Your instructions:
Could you give the entries back exactly as they stand, minus any pictures?

────

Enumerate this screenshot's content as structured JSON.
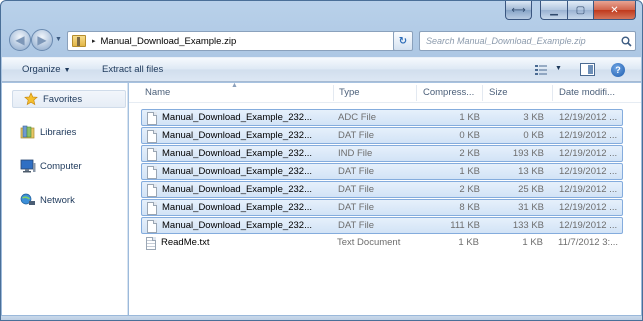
{
  "window": {
    "caption_buttons": {
      "extra_symbol": "⟷",
      "minimize_symbol": "▁",
      "maximize_symbol": "▢",
      "close_symbol": "✕"
    }
  },
  "navigation": {
    "back_symbol": "◀",
    "forward_symbol": "▶",
    "address_path": "Manual_Download_Example.zip",
    "address_separator": "▸",
    "refresh_symbol": "↻",
    "search_placeholder": "Search Manual_Download_Example.zip"
  },
  "toolbar": {
    "organize_label": "Organize",
    "extract_label": "Extract all files",
    "help_symbol": "?"
  },
  "sidebar": {
    "items": [
      {
        "label": "Favorites",
        "icon": "star-icon"
      },
      {
        "label": "Libraries",
        "icon": "libraries-icon"
      },
      {
        "label": "Computer",
        "icon": "computer-icon"
      },
      {
        "label": "Network",
        "icon": "network-icon"
      }
    ]
  },
  "table": {
    "columns": [
      "Name",
      "Type",
      "Compress...",
      "Size",
      "Date modifi..."
    ],
    "rows": [
      {
        "name": "Manual_Download_Example_232...",
        "type": "ADC File",
        "compressed": "1 KB",
        "size": "3 KB",
        "date": "12/19/2012 ...",
        "selected": true
      },
      {
        "name": "Manual_Download_Example_232...",
        "type": "DAT File",
        "compressed": "0 KB",
        "size": "0 KB",
        "date": "12/19/2012 ...",
        "selected": true
      },
      {
        "name": "Manual_Download_Example_232...",
        "type": "IND File",
        "compressed": "2 KB",
        "size": "193 KB",
        "date": "12/19/2012 ...",
        "selected": true
      },
      {
        "name": "Manual_Download_Example_232...",
        "type": "DAT File",
        "compressed": "1 KB",
        "size": "13 KB",
        "date": "12/19/2012 ...",
        "selected": true
      },
      {
        "name": "Manual_Download_Example_232...",
        "type": "DAT File",
        "compressed": "2 KB",
        "size": "25 KB",
        "date": "12/19/2012 ...",
        "selected": true
      },
      {
        "name": "Manual_Download_Example_232...",
        "type": "DAT File",
        "compressed": "8 KB",
        "size": "31 KB",
        "date": "12/19/2012 ...",
        "selected": true
      },
      {
        "name": "Manual_Download_Example_232...",
        "type": "DAT File",
        "compressed": "111 KB",
        "size": "133 KB",
        "date": "12/19/2012 ...",
        "selected": true
      },
      {
        "name": "ReadMe.txt",
        "type": "Text Document",
        "compressed": "1 KB",
        "size": "1 KB",
        "date": "11/7/2012 3:...",
        "selected": false
      }
    ]
  },
  "colors": {
    "selection_fill": "#d9e8f9",
    "selection_border": "#84acdd",
    "chrome": "#b9d1ea"
  }
}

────

Task output:
Enumerate this screenshot's content as structured JSON.
{
  "window": {
    "caption_buttons": {
      "extra_symbol": "⟷",
      "minimize_symbol": "▁",
      "maximize_symbol": "▢",
      "close_symbol": "✕"
    }
  },
  "navigation": {
    "back_symbol": "◀",
    "forward_symbol": "▶",
    "address_path": "Manual_Download_Example.zip",
    "address_separator": "▸",
    "refresh_symbol": "↻",
    "search_placeholder": "Search Manual_Download_Example.zip"
  },
  "toolbar": {
    "organize_label": "Organize",
    "extract_label": "Extract all files",
    "help_symbol": "?"
  },
  "sidebar": {
    "items": [
      {
        "label": "Favorites",
        "icon": "star-icon"
      },
      {
        "label": "Libraries",
        "icon": "libraries-icon"
      },
      {
        "label": "Computer",
        "icon": "computer-icon"
      },
      {
        "label": "Network",
        "icon": "network-icon"
      }
    ]
  },
  "table": {
    "columns": [
      "Name",
      "Type",
      "Compress...",
      "Size",
      "Date modifi..."
    ],
    "rows": [
      {
        "name": "Manual_Download_Example_232...",
        "type": "ADC File",
        "compressed": "1 KB",
        "size": "3 KB",
        "date": "12/19/2012 ...",
        "selected": true
      },
      {
        "name": "Manual_Download_Example_232...",
        "type": "DAT File",
        "compressed": "0 KB",
        "size": "0 KB",
        "date": "12/19/2012 ...",
        "selected": true
      },
      {
        "name": "Manual_Download_Example_232...",
        "type": "IND File",
        "compressed": "2 KB",
        "size": "193 KB",
        "date": "12/19/2012 ...",
        "selected": true
      },
      {
        "name": "Manual_Download_Example_232...",
        "type": "DAT File",
        "compressed": "1 KB",
        "size": "13 KB",
        "date": "12/19/2012 ...",
        "selected": true
      },
      {
        "name": "Manual_Download_Example_232...",
        "type": "DAT File",
        "compressed": "2 KB",
        "size": "25 KB",
        "date": "12/19/2012 ...",
        "selected": true
      },
      {
        "name": "Manual_Download_Example_232...",
        "type": "DAT File",
        "compressed": "8 KB",
        "size": "31 KB",
        "date": "12/19/2012 ...",
        "selected": true
      },
      {
        "name": "Manual_Download_Example_232...",
        "type": "DAT File",
        "compressed": "111 KB",
        "size": "133 KB",
        "date": "12/19/2012 ...",
        "selected": true
      },
      {
        "name": "ReadMe.txt",
        "type": "Text Document",
        "compressed": "1 KB",
        "size": "1 KB",
        "date": "11/7/2012 3:...",
        "selected": false
      }
    ]
  },
  "colors": {
    "selection_fill": "#d9e8f9",
    "selection_border": "#84acdd",
    "chrome": "#b9d1ea"
  }
}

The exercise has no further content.